In a public statement released Tuesday, May 7, Westchester County announced it is doing something a bit unusual this season to help minnow-mize your chances of becoming infected with West Nile Virus. The Health Department will offer free live fathead minnows to residents on Friday and Saturday (May 10 and 11) that will help prevent their ornamental ponds from becoming breeding sites for mosquitoes that can carry West Nile Virus.
“I hope residents will take advantage of this opportunity to help us curtail the mosquito population,” said Health Commissioner Sherlita Amler, MD. “This is a natural strategy that has proven effective in county parks and in other jurisdictions, so we want Westchester residents to share this benefit.”
The minnows reduce the mosquito population because they feed on mosquito larvae and pupae before they emerge into adult mosquitoes. They are well suited to ornamental ponds and can help reduce the spread of West Nile Virus because culex pipiens, the mosquito that can be a carrier of West Nile Virus, breeds in standing water, such as ponds and containers. They should be released in ponds that have a minimum of eight to twelve inches of water.
The county has 100 pounds of fathead minnows to distribute Friday, from 11 a.m. to 5 p.m. and Saturday, from 9 a.m. to 12 p.m. Residents who want the minnows should go to 2 Loop Road, Building One at the Westchester County Airport. The building is the first right from the airport access road.
To eliminate breeding sites for mosquitoes that can carry West Nile Virus, the Westchester County Department of Health will begin its annual West Nile Virus prevention efforts by checking catch basins throughout the county for standing water and applying larvicide as needed starting Monday, May 13.
Health department larviciding teams started in the northern part of the county and will work their way south, evaluating and treating as needed all catch basins on county and municipal roads throughout the county over the next few months.
To help prevent mosquitoes from breeding, residents should eliminate standing water from around their properties, especially after it rains.
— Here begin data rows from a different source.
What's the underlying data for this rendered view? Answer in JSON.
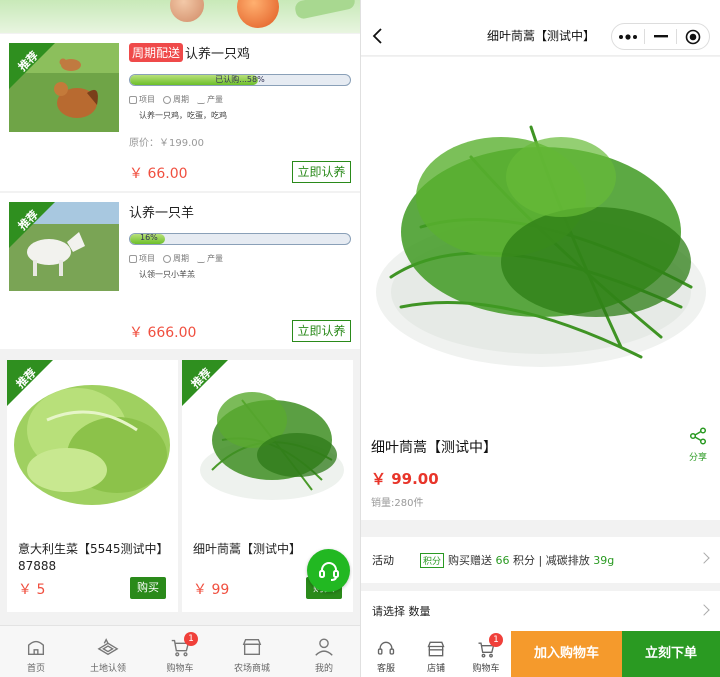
{
  "left": {
    "adopt_items": [
      {
        "badge": "推荐",
        "tag": "周期配送",
        "title": "认养一只鸡",
        "progress_text": "已认购...58%",
        "progress": 0.58,
        "meta": [
          "项目",
          "周期",
          "产量"
        ],
        "desc": "认养一只鸡，吃蛋，吃鸡",
        "original_price": "原价：￥199.00",
        "price": "￥ 66.00",
        "button": "立即认养"
      },
      {
        "badge": "推荐",
        "title": "认养一只羊",
        "progress_text": "16%",
        "progress": 0.16,
        "meta": [
          "项目",
          "周期",
          "产量"
        ],
        "desc": "认领一只小羊羔",
        "price": "￥ 666.00",
        "button": "立即认养"
      }
    ],
    "products": [
      {
        "badge": "推荐",
        "name": "意大利生菜【5545测试中】87888",
        "price": "￥ 5",
        "button": "购买"
      },
      {
        "badge": "推荐",
        "name": "细叶茼蒿【测试中】",
        "price": "￥ 99",
        "button": "购买"
      }
    ],
    "tabbar": [
      {
        "label": "首页",
        "icon": "home-icon"
      },
      {
        "label": "土地认领",
        "icon": "land-icon"
      },
      {
        "label": "购物车",
        "icon": "cart-icon",
        "badge": "1"
      },
      {
        "label": "农场商城",
        "icon": "store-icon"
      },
      {
        "label": "我的",
        "icon": "user-icon"
      }
    ]
  },
  "right": {
    "nav_title": "细叶茼蒿【测试中】",
    "product_name": "细叶茼蒿【测试中】",
    "share_label": "分享",
    "price": "￥ 99.00",
    "sold": "销量:280件",
    "activity": {
      "label": "活动",
      "tag": "积分",
      "text_prefix": "购买赠送",
      "points": "66",
      "points_unit": "积分",
      "sep": " | ",
      "carbon_label": "减碳排放",
      "carbon": "39g"
    },
    "select_label": "请选择 数量",
    "bottom": {
      "service": "客服",
      "shop": "店铺",
      "cart": "购物车",
      "cart_badge": "1",
      "add_cart": "加入购物车",
      "buy_now": "立刻下单"
    }
  },
  "colors": {
    "brand_green": "#2a9a22",
    "price_red": "#f04f3f",
    "cart_orange": "#f59a2c"
  }
}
Large areas of standing water on public property that cannot easily be removed should be reported to the Health Department by calling 914-813-5000.
“Through the combined efforts of residents and county government, we can successfully curb the mosquito population and keep cases of West Nile Virus to a minimum,” Dr. Amler said “Please survey your property routinely and empty standing water from any discarded tires, unchlorinated swimming pools, outdoor pottery, pails, birdbaths or other containers throughout the spring and summer.”